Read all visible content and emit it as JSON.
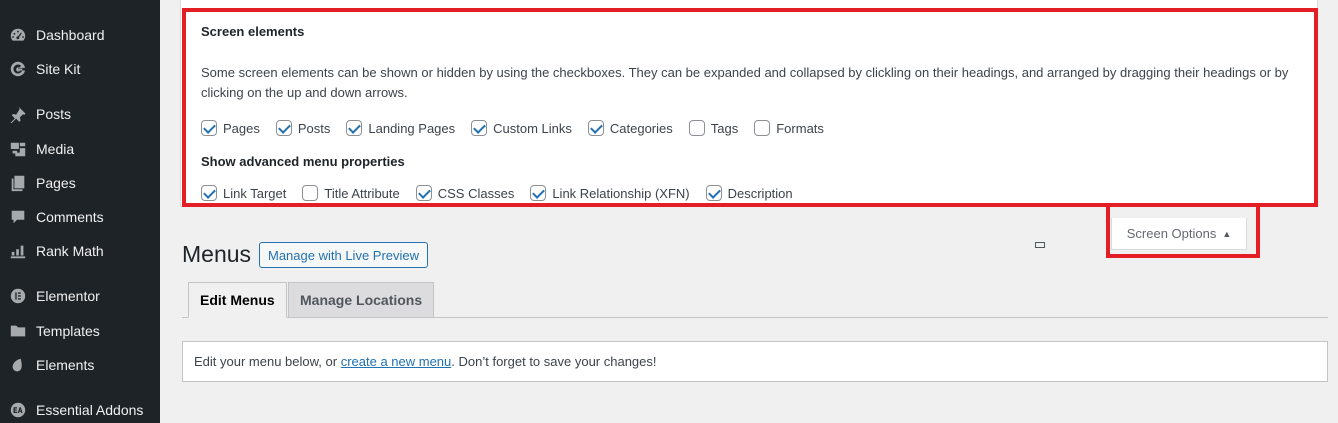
{
  "sidebar": {
    "items": [
      {
        "label": "Dashboard",
        "icon": "dashboard-icon"
      },
      {
        "label": "Site Kit",
        "icon": "sitekit-icon"
      },
      {
        "label": "Posts",
        "icon": "pin-icon"
      },
      {
        "label": "Media",
        "icon": "media-icon"
      },
      {
        "label": "Pages",
        "icon": "pages-icon"
      },
      {
        "label": "Comments",
        "icon": "comment-icon"
      },
      {
        "label": "Rank Math",
        "icon": "chart-icon"
      },
      {
        "label": "Elementor",
        "icon": "elementor-icon"
      },
      {
        "label": "Templates",
        "icon": "folder-icon"
      },
      {
        "label": "Elements",
        "icon": "elements-icon"
      },
      {
        "label": "Essential Addons",
        "icon": "essential-addons-icon"
      }
    ]
  },
  "screen_options": {
    "title": "Screen elements",
    "description": "Some screen elements can be shown or hidden by using the checkboxes. They can be expanded and collapsed by clickling on their headings, and arranged by dragging their headings or by clicking on the up and down arrows.",
    "elements": [
      {
        "label": "Pages",
        "checked": true
      },
      {
        "label": "Posts",
        "checked": true
      },
      {
        "label": "Landing Pages",
        "checked": true
      },
      {
        "label": "Custom Links",
        "checked": true
      },
      {
        "label": "Categories",
        "checked": true
      },
      {
        "label": "Tags",
        "checked": false
      },
      {
        "label": "Formats",
        "checked": false
      }
    ],
    "advanced_title": "Show advanced menu properties",
    "advanced": [
      {
        "label": "Link Target",
        "checked": true
      },
      {
        "label": "Title Attribute",
        "checked": false
      },
      {
        "label": "CSS Classes",
        "checked": true
      },
      {
        "label": "Link Relationship (XFN)",
        "checked": true
      },
      {
        "label": "Description",
        "checked": true
      }
    ],
    "tab_label": "Screen Options",
    "tab_arrow": "▲"
  },
  "main": {
    "title": "Menus",
    "live_preview_button": "Manage with Live Preview",
    "tabs": [
      {
        "label": "Edit Menus",
        "active": true
      },
      {
        "label": "Manage Locations",
        "active": false
      }
    ],
    "notice": {
      "before": "Edit your menu below, or ",
      "link": "create a new menu",
      "after": ". Don’t forget to save your changes!"
    }
  },
  "colors": {
    "sidebar_bg": "#1d2327",
    "accent": "#2271b1",
    "highlight": "#e31e24"
  }
}
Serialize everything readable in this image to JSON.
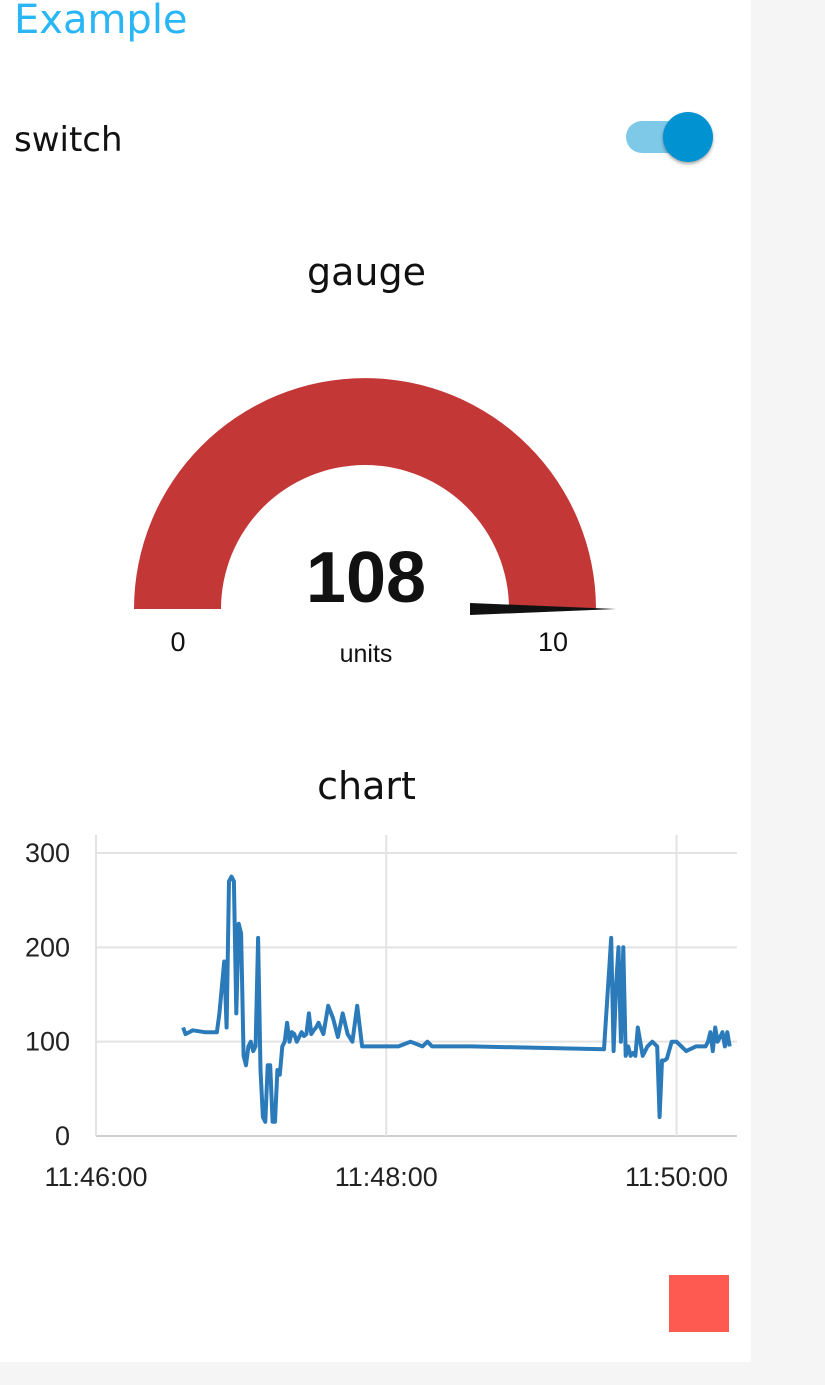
{
  "group": {
    "title": "Example"
  },
  "switch": {
    "label": "switch",
    "checked": true,
    "track_color": "#7ec8e8",
    "thumb_color": "#0192d1"
  },
  "gauge": {
    "title": "gauge",
    "value": "108",
    "units": "units",
    "min": "0",
    "max": "10",
    "arc_color": "#c43737",
    "needle_color": "#111111"
  },
  "chart": {
    "title": "chart"
  },
  "indicator": {
    "color": "#ff5a52"
  },
  "chart_data": {
    "type": "line",
    "title": "chart",
    "xlabel": "",
    "ylabel": "",
    "x_ticks": [
      "11:46:00",
      "11:48:00",
      "11:50:00"
    ],
    "y_ticks": [
      "300",
      "200",
      "100",
      "0"
    ],
    "xlim": [
      "11:46:00",
      "11:50:25"
    ],
    "ylim": [
      0,
      300
    ],
    "grid": true,
    "legend": "none",
    "series": [
      {
        "color": "#2b7bba",
        "x": [
          "11:46:36",
          "11:46:37",
          "11:46:40",
          "11:46:45",
          "11:46:50",
          "11:46:51",
          "11:46:53",
          "11:46:54",
          "11:46:55",
          "11:46:56",
          "11:46:57",
          "11:46:58",
          "11:46:59",
          "11:47:00",
          "11:47:01",
          "11:47:02",
          "11:47:03",
          "11:47:04",
          "11:47:05",
          "11:47:06",
          "11:47:07",
          "11:47:08",
          "11:47:09",
          "11:47:10",
          "11:47:11",
          "11:47:12",
          "11:47:13",
          "11:47:14",
          "11:47:15",
          "11:47:16",
          "11:47:17",
          "11:47:18",
          "11:47:19",
          "11:47:20",
          "11:47:21",
          "11:47:22",
          "11:47:23",
          "11:47:24",
          "11:47:25",
          "11:47:26",
          "11:47:27",
          "11:47:28",
          "11:47:29",
          "11:47:30",
          "11:47:31",
          "11:47:32",
          "11:47:34",
          "11:47:36",
          "11:47:38",
          "11:47:40",
          "11:47:42",
          "11:47:44",
          "11:47:46",
          "11:47:48",
          "11:47:50",
          "11:47:52",
          "11:47:54",
          "11:47:56",
          "11:47:58",
          "11:48:00",
          "11:48:05",
          "11:48:10",
          "11:48:15",
          "11:48:17",
          "11:48:19",
          "11:48:25",
          "11:48:30",
          "11:48:35",
          "11:49:30",
          "11:49:33",
          "11:49:34",
          "11:49:35",
          "11:49:36",
          "11:49:37",
          "11:49:38",
          "11:49:39",
          "11:49:40",
          "11:49:41",
          "11:49:42",
          "11:49:43",
          "11:49:44",
          "11:49:46",
          "11:49:48",
          "11:49:50",
          "11:49:52",
          "11:49:53",
          "11:49:54",
          "11:49:55",
          "11:49:56",
          "11:49:58",
          "11:50:00",
          "11:50:04",
          "11:50:08",
          "11:50:12",
          "11:50:13",
          "11:50:14",
          "11:50:15",
          "11:50:16",
          "11:50:17",
          "11:50:18",
          "11:50:19",
          "11:50:20",
          "11:50:21",
          "11:50:22"
        ],
        "y": [
          115,
          108,
          112,
          110,
          110,
          130,
          185,
          115,
          270,
          275,
          270,
          130,
          225,
          215,
          85,
          75,
          95,
          100,
          90,
          95,
          210,
          70,
          20,
          15,
          75,
          75,
          15,
          15,
          70,
          65,
          95,
          100,
          120,
          100,
          110,
          108,
          100,
          105,
          110,
          106,
          108,
          130,
          108,
          112,
          115,
          120,
          108,
          138,
          125,
          105,
          130,
          108,
          100,
          138,
          95,
          95,
          95,
          95,
          95,
          95,
          95,
          100,
          95,
          100,
          95,
          95,
          95,
          95,
          92,
          210,
          90,
          160,
          200,
          100,
          200,
          85,
          95,
          85,
          88,
          85,
          115,
          85,
          95,
          100,
          95,
          20,
          80,
          80,
          82,
          100,
          100,
          90,
          95,
          95,
          100,
          110,
          90,
          115,
          100,
          105,
          110,
          95,
          110,
          95
        ]
      }
    ]
  }
}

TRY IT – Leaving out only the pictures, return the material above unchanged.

RESPONSE BOX –
Read all visible content and emit it as JSON.
{
  "sidebar": {
    "items": [
      {
        "label": "Dashboard",
        "icon": "dashboard-icon"
      },
      {
        "label": "Site Kit",
        "icon": "sitekit-icon"
      },
      {
        "label": "Posts",
        "icon": "pin-icon"
      },
      {
        "label": "Media",
        "icon": "media-icon"
      },
      {
        "label": "Pages",
        "icon": "pages-icon"
      },
      {
        "label": "Comments",
        "icon": "comment-icon"
      },
      {
        "label": "Rank Math",
        "icon": "chart-icon"
      },
      {
        "label": "Elementor",
        "icon": "elementor-icon"
      },
      {
        "label": "Templates",
        "icon": "folder-icon"
      },
      {
        "label": "Elements",
        "icon": "elements-icon"
      },
      {
        "label": "Essential Addons",
        "icon": "essential-addons-icon"
      }
    ]
  },
  "screen_options": {
    "title": "Screen elements",
    "description": "Some screen elements can be shown or hidden by using the checkboxes. They can be expanded and collapsed by clickling on their headings, and arranged by dragging their headings or by clicking on the up and down arrows.",
    "elements": [
      {
        "label": "Pages",
        "checked": true
      },
      {
        "label": "Posts",
        "checked": true
      },
      {
        "label": "Landing Pages",
        "checked": true
      },
      {
        "label": "Custom Links",
        "checked": true
      },
      {
        "label": "Categories",
        "checked": true
      },
      {
        "label": "Tags",
        "checked": false
      },
      {
        "label": "Formats",
        "checked": false
      }
    ],
    "advanced_title": "Show advanced menu properties",
    "advanced": [
      {
        "label": "Link Target",
        "checked": true
      },
      {
        "label": "Title Attribute",
        "checked": false
      },
      {
        "label": "CSS Classes",
        "checked": true
      },
      {
        "label": "Link Relationship (XFN)",
        "checked": true
      },
      {
        "label": "Description",
        "checked": true
      }
    ],
    "tab_label": "Screen Options",
    "tab_arrow": "▲"
  },
  "main": {
    "title": "Menus",
    "live_preview_button": "Manage with Live Preview",
    "tabs": [
      {
        "label": "Edit Menus",
        "active": true
      },
      {
        "label": "Manage Locations",
        "active": false
      }
    ],
    "notice": {
      "before": "Edit your menu below, or ",
      "link": "create a new menu",
      "after": ". Don’t forget to save your changes!"
    }
  },
  "colors": {
    "sidebar_bg": "#1d2327",
    "accent": "#2271b1",
    "highlight": "#e31e24"
  }
}
Serialize everything readable in this image to JSON.
{
  "group": {
    "title": "Example"
  },
  "switch": {
    "label": "switch",
    "checked": true,
    "track_color": "#7ec8e8",
    "thumb_color": "#0192d1"
  },
  "gauge": {
    "title": "gauge",
    "value": "108",
    "units": "units",
    "min": "0",
    "max": "10",
    "arc_color": "#c43737",
    "needle_color": "#111111"
  },
  "chart": {
    "title": "chart"
  },
  "indicator": {
    "color": "#ff5a52"
  },
  "chart_data": {
    "type": "line",
    "title": "chart",
    "xlabel": "",
    "ylabel": "",
    "x_ticks": [
      "11:46:00",
      "11:48:00",
      "11:50:00"
    ],
    "y_ticks": [
      "300",
      "200",
      "100",
      "0"
    ],
    "xlim": [
      "11:46:00",
      "11:50:25"
    ],
    "ylim": [
      0,
      300
    ],
    "grid": true,
    "legend": "none",
    "series": [
      {
        "color": "#2b7bba",
        "x": [
          "11:46:36",
          "11:46:37",
          "11:46:40",
          "11:46:45",
          "11:46:50",
          "11:46:51",
          "11:46:53",
          "11:46:54",
          "11:46:55",
          "11:46:56",
          "11:46:57",
          "11:46:58",
          "11:46:59",
          "11:47:00",
          "11:47:01",
          "11:47:02",
          "11:47:03",
          "11:47:04",
          "11:47:05",
          "11:47:06",
          "11:47:07",
          "11:47:08",
          "11:47:09",
          "11:47:10",
          "11:47:11",
          "11:47:12",
          "11:47:13",
          "11:47:14",
          "11:47:15",
          "11:47:16",
          "11:47:17",
          "11:47:18",
          "11:47:19",
          "11:47:20",
          "11:47:21",
          "11:47:22",
          "11:47:23",
          "11:47:24",
          "11:47:25",
          "11:47:26",
          "11:47:27",
          "11:47:28",
          "11:47:29",
          "11:47:30",
          "11:47:31",
          "11:47:32",
          "11:47:34",
          "11:47:36",
          "11:47:38",
          "11:47:40",
          "11:47:42",
          "11:47:44",
          "11:47:46",
          "11:47:48",
          "11:47:50",
          "11:47:52",
          "11:47:54",
          "11:47:56",
          "11:47:58",
          "11:48:00",
          "11:48:05",
          "11:48:10",
          "11:48:15",
          "11:48:17",
          "11:48:19",
          "11:48:25",
          "11:48:30",
          "11:48:35",
          "11:49:30",
          "11:49:33",
          "11:49:34",
          "11:49:35",
          "11:49:36",
          "11:49:37",
          "11:49:38",
          "11:49:39",
          "11:49:40",
          "11:49:41",
          "11:49:42",
          "11:49:43",
          "11:49:44",
          "11:49:46",
          "11:49:48",
          "11:49:50",
          "11:49:52",
          "11:49:53",
          "11:49:54",
          "11:49:55",
          "11:49:56",
          "11:49:58",
          "11:50:00",
          "11:50:04",
          "11:50:08",
          "11:50:12",
          "11:50:13",
          "11:50:14",
          "11:50:15",
          "11:50:16",
          "11:50:17",
          "11:50:18",
          "11:50:19",
          "11:50:20",
          "11:50:21",
          "11:50:22"
        ],
        "y": [
          115,
          108,
          112,
          110,
          110,
          130,
          185,
          115,
          270,
          275,
          270,
          130,
          225,
          215,
          85,
          75,
          95,
          100,
          90,
          95,
          210,
          70,
          20,
          15,
          75,
          75,
          15,
          15,
          70,
          65,
          95,
          100,
          120,
          100,
          110,
          108,
          100,
          105,
          110,
          106,
          108,
          130,
          108,
          112,
          115,
          120,
          108,
          138,
          125,
          105,
          130,
          108,
          100,
          138,
          95,
          95,
          95,
          95,
          95,
          95,
          95,
          100,
          95,
          100,
          95,
          95,
          95,
          95,
          92,
          210,
          90,
          160,
          200,
          100,
          200,
          85,
          95,
          85,
          88,
          85,
          115,
          85,
          95,
          100,
          95,
          20,
          80,
          80,
          82,
          100,
          100,
          90,
          95,
          95,
          100,
          110,
          90,
          115,
          100,
          105,
          110,
          95,
          110,
          95
        ]
      }
    ]
  }
}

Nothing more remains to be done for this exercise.